» WORK REQUEST:
Set down exactly, and only, the lines from the one with "Enumerate this screenshot's" to the final line of the entries, both included.

(RECORD EXCERPTS Opens)

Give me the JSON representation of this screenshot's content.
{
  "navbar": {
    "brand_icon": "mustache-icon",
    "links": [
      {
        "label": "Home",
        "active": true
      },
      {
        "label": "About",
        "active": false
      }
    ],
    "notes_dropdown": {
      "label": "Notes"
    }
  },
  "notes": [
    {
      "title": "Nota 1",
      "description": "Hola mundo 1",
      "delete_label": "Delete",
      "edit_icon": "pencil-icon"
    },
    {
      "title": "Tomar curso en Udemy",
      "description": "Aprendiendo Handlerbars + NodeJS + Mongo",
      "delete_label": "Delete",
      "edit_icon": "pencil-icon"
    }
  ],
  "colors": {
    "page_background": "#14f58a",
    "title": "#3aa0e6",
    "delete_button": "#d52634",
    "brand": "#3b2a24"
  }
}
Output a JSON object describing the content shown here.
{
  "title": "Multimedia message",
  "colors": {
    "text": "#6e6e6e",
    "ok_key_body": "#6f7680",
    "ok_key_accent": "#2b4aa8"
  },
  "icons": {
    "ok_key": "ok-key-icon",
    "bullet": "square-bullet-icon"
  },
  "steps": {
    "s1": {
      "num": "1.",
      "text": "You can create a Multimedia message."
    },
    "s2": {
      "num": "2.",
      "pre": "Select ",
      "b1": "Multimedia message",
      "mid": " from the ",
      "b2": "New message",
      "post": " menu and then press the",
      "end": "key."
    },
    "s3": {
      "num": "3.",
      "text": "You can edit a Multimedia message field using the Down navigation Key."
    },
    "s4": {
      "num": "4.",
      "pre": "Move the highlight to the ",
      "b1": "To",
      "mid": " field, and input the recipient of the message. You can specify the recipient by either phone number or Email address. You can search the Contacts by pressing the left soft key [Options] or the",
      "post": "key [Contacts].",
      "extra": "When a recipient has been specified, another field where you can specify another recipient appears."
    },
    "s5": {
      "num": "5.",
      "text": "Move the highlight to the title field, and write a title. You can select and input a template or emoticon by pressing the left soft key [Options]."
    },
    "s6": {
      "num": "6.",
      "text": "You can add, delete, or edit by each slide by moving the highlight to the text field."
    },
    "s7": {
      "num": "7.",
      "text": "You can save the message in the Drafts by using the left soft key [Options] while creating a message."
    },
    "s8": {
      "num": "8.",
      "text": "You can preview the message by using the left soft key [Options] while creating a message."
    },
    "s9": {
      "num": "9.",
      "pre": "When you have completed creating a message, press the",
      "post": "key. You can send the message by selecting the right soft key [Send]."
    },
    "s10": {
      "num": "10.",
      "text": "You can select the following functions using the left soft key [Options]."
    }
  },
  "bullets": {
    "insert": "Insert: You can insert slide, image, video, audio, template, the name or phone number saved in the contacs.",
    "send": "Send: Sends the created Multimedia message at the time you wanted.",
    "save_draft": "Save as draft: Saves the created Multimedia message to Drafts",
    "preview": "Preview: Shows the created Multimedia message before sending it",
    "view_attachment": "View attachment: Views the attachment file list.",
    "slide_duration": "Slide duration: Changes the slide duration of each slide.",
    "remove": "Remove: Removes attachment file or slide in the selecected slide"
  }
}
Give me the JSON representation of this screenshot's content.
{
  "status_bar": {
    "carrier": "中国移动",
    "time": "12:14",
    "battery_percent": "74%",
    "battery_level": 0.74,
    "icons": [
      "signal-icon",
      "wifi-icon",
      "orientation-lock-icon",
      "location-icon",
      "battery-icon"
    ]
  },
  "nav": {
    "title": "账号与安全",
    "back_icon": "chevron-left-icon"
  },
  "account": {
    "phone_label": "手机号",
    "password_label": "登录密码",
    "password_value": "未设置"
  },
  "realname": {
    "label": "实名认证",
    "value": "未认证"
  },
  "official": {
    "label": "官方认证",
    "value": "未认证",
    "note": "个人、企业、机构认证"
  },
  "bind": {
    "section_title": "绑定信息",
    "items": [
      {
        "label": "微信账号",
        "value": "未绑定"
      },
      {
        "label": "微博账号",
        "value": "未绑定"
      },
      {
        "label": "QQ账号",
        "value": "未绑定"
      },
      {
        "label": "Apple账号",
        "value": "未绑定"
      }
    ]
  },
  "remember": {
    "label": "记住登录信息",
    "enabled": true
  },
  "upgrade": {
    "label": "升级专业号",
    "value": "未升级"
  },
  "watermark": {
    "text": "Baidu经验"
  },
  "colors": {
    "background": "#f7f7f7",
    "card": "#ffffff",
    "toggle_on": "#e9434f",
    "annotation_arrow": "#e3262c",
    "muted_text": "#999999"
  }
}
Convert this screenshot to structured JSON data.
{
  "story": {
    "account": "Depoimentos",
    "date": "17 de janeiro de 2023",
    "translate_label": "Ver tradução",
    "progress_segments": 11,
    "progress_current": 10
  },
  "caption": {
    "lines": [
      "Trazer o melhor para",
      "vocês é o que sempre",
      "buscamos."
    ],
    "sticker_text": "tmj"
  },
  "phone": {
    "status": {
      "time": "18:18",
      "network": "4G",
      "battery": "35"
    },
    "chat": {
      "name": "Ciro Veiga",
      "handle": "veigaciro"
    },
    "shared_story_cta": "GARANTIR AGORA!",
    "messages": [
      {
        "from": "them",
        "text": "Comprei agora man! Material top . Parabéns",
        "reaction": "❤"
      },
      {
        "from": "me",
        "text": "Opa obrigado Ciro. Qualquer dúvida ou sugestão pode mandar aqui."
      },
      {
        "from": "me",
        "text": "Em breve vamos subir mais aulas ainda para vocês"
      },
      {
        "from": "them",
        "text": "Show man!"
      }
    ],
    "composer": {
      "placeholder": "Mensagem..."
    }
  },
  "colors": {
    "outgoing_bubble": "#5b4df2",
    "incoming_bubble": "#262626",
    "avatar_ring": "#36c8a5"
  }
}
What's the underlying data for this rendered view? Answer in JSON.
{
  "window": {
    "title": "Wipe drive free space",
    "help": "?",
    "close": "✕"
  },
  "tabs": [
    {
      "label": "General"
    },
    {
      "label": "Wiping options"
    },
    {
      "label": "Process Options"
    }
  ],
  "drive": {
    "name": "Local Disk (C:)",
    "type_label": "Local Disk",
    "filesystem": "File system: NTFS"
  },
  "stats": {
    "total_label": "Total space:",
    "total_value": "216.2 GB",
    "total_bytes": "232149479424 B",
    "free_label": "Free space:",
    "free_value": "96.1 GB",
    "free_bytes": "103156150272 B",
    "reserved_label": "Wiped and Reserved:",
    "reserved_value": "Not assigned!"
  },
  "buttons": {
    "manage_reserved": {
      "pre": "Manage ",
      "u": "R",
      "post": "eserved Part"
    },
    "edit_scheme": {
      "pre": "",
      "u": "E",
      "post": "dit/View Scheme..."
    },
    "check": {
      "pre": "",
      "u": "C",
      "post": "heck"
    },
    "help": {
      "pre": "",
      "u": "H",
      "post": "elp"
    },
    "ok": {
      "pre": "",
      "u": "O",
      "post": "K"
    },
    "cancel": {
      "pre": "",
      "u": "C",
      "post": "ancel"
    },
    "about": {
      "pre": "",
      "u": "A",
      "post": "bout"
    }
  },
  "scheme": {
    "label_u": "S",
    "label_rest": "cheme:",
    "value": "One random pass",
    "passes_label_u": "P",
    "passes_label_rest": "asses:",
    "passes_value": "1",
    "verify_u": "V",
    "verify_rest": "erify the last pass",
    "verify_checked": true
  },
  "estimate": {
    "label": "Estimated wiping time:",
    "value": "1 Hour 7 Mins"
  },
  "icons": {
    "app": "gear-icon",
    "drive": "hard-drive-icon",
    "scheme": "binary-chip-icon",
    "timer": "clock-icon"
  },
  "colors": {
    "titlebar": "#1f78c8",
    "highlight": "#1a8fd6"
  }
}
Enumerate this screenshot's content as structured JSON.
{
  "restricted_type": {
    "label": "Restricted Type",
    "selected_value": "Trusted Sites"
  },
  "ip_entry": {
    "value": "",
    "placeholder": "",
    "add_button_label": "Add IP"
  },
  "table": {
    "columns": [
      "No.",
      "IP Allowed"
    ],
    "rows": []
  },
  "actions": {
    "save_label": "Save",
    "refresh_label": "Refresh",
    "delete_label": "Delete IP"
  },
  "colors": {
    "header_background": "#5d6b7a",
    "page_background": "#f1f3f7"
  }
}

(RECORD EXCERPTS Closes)

» FINAL ANSWER:
Enumerate this screenshot's content as structured JSON.
{
  "restricted_type": {
    "label": "Restricted Type",
    "selected_value": "Trusted Sites"
  },
  "ip_entry": {
    "value": "",
    "placeholder": "",
    "add_button_label": "Add IP"
  },
  "table": {
    "columns": [
      "No.",
      "IP Allowed"
    ],
    "rows": []
  },
  "actions": {
    "save_label": "Save",
    "refresh_label": "Refresh",
    "delete_label": "Delete IP"
  },
  "colors": {
    "header_background": "#5d6b7a",
    "page_background": "#f1f3f7"
  }
}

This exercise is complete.